So … we woke up this morning, realized it was May Day, checked our email, and saw the press release that we were looking for …
May 1 to feature Fight for $15 rallies in multiple cities
Workers and their allies will advocate for $15 an hour as part of International Workers’ Day
Following the success of the global Fight for $15 rallies on April 15, workers from across industries will continue their collaboration to advocate for a living wage.
May 1, which is globally recognized as a day of action to promote worker rights, will feature actions in Chelsea, East Boston, and Everett as workers rally for an end to poverty wages.
With low wage workers of all stripes rallying just north of Boston this afternoon, we reached out to Gladys Vega, the executive director of the Chelsea Collaborative, to ask what the region has in store for this year’s May Day demonstrations (starting at 3:30pm).
What’s the plan?
I’m going to be in East Boston [Liberty Plaza, 220 Border St.], then we’ll be picking up the crowd at Chelsea City Hall [500 Broadway], then we’ll march to Glendale Park in the City of Everett [Elm and Ferry streets].
These have been pretty huge in years past. Who is on board this time?
It’s a combination of workers. We’ve been doing this for 15 years – the purpose is to create awareness about not allowing workers to be exploited, to make sure every worker is respected with dignity, and that people understnd that in order to live in Massachusetts, we need better wages.
What do you say to people who say that the recent minimum wage hike is enough?

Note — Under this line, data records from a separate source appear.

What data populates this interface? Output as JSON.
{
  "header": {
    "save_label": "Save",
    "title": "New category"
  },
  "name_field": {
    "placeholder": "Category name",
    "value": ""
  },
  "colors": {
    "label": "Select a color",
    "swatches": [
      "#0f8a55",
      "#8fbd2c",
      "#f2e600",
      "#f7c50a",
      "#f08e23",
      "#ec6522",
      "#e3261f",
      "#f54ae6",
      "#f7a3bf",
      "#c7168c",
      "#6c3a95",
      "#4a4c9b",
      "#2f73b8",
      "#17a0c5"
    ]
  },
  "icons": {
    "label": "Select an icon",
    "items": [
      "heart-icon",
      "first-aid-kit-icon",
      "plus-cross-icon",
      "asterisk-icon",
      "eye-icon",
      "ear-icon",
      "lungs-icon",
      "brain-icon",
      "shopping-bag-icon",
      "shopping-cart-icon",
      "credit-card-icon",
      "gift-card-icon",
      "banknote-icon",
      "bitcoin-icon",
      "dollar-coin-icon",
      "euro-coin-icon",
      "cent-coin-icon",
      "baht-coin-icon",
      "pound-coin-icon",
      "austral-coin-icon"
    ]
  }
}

What are you still fighting for?
We’re fighting because large companies – the McDonald’s and Burger Kings of the world – have gotten away with too many breaks, and in order for us to get a middle class we have to make sure these low-income jobs are paid better. Because of the bad economy, a lot of people lost their regular jobs, and now regular people like you and I aren’t working, and they’re doing everything they can to get by at these low-paying jobs.
Is there a positive side of things? The labor movement around Greater Boston, particularly that involving service workers, seems to be gaining momentum.

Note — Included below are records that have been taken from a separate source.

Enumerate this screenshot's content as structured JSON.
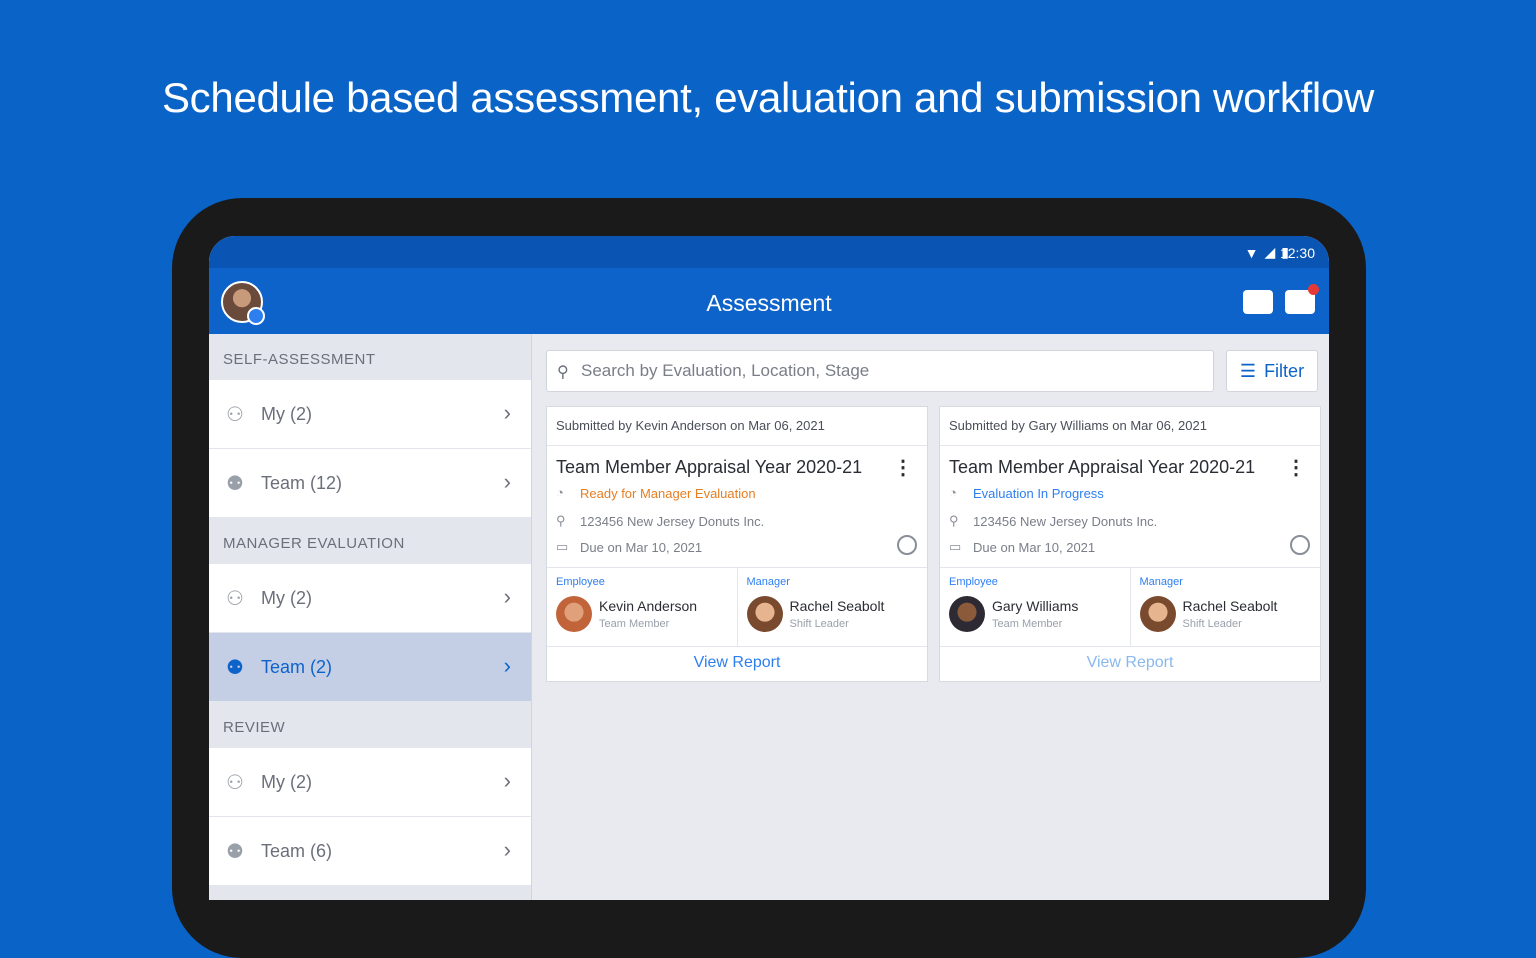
{
  "headline": "Schedule based assessment, evaluation and submission workflow",
  "status_bar": {
    "time": "12:30"
  },
  "appbar": {
    "title": "Assessment"
  },
  "sidebar": {
    "sections": [
      {
        "heading": "SELF-ASSESSMENT",
        "items": [
          {
            "label": "My (2)"
          },
          {
            "label": "Team (12)"
          }
        ]
      },
      {
        "heading": "MANAGER EVALUATION",
        "items": [
          {
            "label": "My (2)"
          },
          {
            "label": "Team (2)",
            "active": true
          }
        ]
      },
      {
        "heading": "REVIEW",
        "items": [
          {
            "label": "My (2)"
          },
          {
            "label": "Team (6)"
          }
        ]
      }
    ]
  },
  "search": {
    "placeholder": "Search by Evaluation, Location, Stage"
  },
  "filter": {
    "label": "Filter"
  },
  "cards": [
    {
      "submitted": "Submitted by Kevin Anderson on Mar 06, 2021",
      "title": "Team Member Appraisal Year 2020-21",
      "status": "Ready for Manager Evaluation",
      "location": "123456 New Jersey Donuts Inc.",
      "due": "Due on Mar 10, 2021",
      "employee": {
        "role_label": "Employee",
        "name": "Kevin Anderson",
        "role": "Team Member"
      },
      "manager": {
        "role_label": "Manager",
        "name": "Rachel Seabolt",
        "role": "Shift Leader"
      },
      "action": "View Report"
    },
    {
      "submitted": "Submitted by Gary Williams on Mar 06, 2021",
      "title": "Team Member Appraisal Year 2020-21",
      "status": "Evaluation In Progress",
      "location": "123456 New Jersey Donuts Inc.",
      "due": "Due on Mar 10, 2021",
      "employee": {
        "role_label": "Employee",
        "name": "Gary Williams",
        "role": "Team Member"
      },
      "manager": {
        "role_label": "Manager",
        "name": "Rachel Seabolt",
        "role": "Shift Leader"
      },
      "action": "View Report"
    }
  ],
  "colors": {
    "brand_blue": "#0d63c9",
    "background_blue": "#0a63c7",
    "status_orange": "#e67e22",
    "link_blue": "#2d7ff0",
    "notification_red": "#e53935"
  }
}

I think it’s going fabulous. The recent increase is a way of showing [politicians] are intending on doing the right thing. I just think we have to organize more, and we will with all of the voters who collected those signatures to make that happen (Ed. note: State legislators only budged on the minimum wage issue after labor groups raised hell on the ground). We’re in a critical time, and we’re creating that awareness that the one percent isn’t going to get away with everything. The organized work force is standing up.
How does this all tie in with the history of May Day?

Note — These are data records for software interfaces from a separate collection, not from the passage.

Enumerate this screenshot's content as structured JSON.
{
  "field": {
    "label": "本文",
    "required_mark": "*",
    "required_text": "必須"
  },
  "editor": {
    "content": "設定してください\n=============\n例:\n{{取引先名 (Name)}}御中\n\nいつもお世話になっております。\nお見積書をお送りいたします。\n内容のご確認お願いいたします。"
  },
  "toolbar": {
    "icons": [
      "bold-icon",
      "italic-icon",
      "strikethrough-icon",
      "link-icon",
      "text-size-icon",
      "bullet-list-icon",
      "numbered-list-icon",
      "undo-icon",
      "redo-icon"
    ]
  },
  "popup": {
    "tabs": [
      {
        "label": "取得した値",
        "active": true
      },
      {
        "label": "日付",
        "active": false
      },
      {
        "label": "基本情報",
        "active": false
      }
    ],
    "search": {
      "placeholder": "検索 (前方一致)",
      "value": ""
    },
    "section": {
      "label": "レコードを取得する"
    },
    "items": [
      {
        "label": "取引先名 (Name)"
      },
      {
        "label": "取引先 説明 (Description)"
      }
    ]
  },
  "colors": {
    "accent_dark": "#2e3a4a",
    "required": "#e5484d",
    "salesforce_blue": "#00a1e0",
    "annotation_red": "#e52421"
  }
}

When May Day was organized back then [in the 1880s], it was for the eight-hour day. And here we are, decades after, fighting for similar issues. If we would have increased wages on a regular basis we wouldn’t have the same problems we have now. They’ve ignored a whole society for decades. It’s been oppression, not taking people out of poverty.
We don’t want a favor. We want to work to bring ourselves out of poverty. We’re holding people accountable.